There is much said about the benefits of tea but what is the truth as far as your heart health is concerned?
There have been a number of studies looking at the benefits of tea and the risk of heart attacks and stroke. One of the largest prospective studies to examine this was published in 2017 in the British Medical Journal and examined the effects of drinking tea in China in almost 25,000 participants over a long term follow up.
Compared with participants who never consumed tea during the past 12 months, those who consumed tea daily showed an 8% relative risk reduction in ischaemic heart disease. The protective effect of tea consumption was stronger among participants who drank tea for more than three decades, who resided in a rural region, who had normal or lower BMI or who did not have diabetes at baseline. This suggests that the benefit is likely to be as part of a healthy lifestyle.
Another Chinese study reported that green tea consumption was associated with a lower risk of cardiovascular disease incidence compared with non-green tea consumers. Increasing the amount of tea did not further reduce the risk of ischaemic heart disease, suggesting a possible threshold effect.
Tea is rich in flavonoids which has antioxidant properties that can tackle the inflammation that is regarded as the root-cause of heart disease. The benefits are attributed in part to lowering blood pressure, improving total cholesterol by reducing LDL (“bad cholesterol”) and improving blood vessel functioning. Green tea is rich in theobromine and EGCG (epigallocatechin 3-gallate) that relaxes the walls of blood vessels and improves blood circulation. These compounds can also protect the body from mechanisms that are known to be of relevance in heart failure.

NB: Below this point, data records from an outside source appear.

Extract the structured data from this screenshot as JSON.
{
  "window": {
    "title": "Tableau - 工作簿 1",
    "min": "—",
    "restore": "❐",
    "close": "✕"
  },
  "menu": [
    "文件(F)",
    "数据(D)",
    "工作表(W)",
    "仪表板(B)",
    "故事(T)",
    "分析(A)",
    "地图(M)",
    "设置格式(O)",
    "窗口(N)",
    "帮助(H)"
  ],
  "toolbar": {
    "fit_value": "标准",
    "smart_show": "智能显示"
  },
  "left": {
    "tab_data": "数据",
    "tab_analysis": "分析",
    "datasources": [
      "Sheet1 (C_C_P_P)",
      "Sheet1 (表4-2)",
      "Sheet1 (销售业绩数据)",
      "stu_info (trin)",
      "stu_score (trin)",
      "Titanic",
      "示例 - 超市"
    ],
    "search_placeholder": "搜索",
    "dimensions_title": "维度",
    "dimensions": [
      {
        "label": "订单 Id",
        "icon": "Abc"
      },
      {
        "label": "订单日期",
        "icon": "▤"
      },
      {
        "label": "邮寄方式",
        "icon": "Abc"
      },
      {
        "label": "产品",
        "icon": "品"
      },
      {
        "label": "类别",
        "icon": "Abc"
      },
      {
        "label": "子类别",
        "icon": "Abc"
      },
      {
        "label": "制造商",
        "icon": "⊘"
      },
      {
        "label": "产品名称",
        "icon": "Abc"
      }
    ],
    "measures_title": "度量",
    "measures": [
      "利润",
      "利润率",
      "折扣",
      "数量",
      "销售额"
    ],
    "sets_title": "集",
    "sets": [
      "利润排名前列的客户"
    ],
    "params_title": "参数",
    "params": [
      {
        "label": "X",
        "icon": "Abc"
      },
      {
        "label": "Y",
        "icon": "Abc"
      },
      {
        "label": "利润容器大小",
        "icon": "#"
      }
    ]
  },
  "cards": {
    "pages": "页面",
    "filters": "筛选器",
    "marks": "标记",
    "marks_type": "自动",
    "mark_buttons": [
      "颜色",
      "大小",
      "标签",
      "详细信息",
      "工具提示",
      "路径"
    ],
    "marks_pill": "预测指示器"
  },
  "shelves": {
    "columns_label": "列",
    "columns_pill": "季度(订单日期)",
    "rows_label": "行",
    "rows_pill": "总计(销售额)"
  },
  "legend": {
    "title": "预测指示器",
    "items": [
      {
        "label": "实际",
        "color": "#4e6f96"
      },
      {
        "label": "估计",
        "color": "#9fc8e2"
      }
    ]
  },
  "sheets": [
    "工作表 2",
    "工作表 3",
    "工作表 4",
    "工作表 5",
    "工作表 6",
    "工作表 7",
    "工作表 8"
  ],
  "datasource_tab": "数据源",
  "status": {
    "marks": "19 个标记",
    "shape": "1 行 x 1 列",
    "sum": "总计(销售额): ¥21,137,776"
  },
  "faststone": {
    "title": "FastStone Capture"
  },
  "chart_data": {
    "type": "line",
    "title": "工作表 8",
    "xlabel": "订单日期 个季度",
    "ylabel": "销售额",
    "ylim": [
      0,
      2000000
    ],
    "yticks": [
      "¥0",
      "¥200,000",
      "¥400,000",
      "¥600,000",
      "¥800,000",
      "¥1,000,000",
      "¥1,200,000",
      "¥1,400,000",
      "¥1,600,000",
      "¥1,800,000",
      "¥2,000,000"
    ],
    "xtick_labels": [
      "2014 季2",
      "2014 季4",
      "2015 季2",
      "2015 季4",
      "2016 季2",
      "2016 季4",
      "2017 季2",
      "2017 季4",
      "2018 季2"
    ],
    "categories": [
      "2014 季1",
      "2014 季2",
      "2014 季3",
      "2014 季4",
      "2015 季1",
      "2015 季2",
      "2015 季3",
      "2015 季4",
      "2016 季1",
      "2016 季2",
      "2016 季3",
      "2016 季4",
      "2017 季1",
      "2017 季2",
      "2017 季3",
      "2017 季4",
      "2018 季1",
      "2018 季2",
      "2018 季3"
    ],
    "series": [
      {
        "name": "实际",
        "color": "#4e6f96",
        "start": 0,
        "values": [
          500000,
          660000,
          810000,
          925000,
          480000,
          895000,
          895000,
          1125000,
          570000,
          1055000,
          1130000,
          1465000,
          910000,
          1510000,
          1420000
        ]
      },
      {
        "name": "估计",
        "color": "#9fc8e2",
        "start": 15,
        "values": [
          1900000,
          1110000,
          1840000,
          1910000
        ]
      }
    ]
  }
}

It is important to recognise that tea consumption may be correlated with other dietary habits and healthier lifestyle behaviours and there are likely to be regional differences. A study in rural china may not have relevance in Western Europe. The studies are observational in nature and therefore cannot establish a causal relationship. Although encouraging, it is important that the results of these studies are interpreted in a balanced way. Tea does of course contain caffeine which has been associated with palpitations which may offset some of the benefits of drinking tea, especially if consumed in excess.
Despite these limitations, tea consumption is likely to have potential benefits for the heart and for current evidence supports that drinking tea is likely to have healthy heart advantages when consumed as part of a global lifestyle programme of healthy eating and exercise.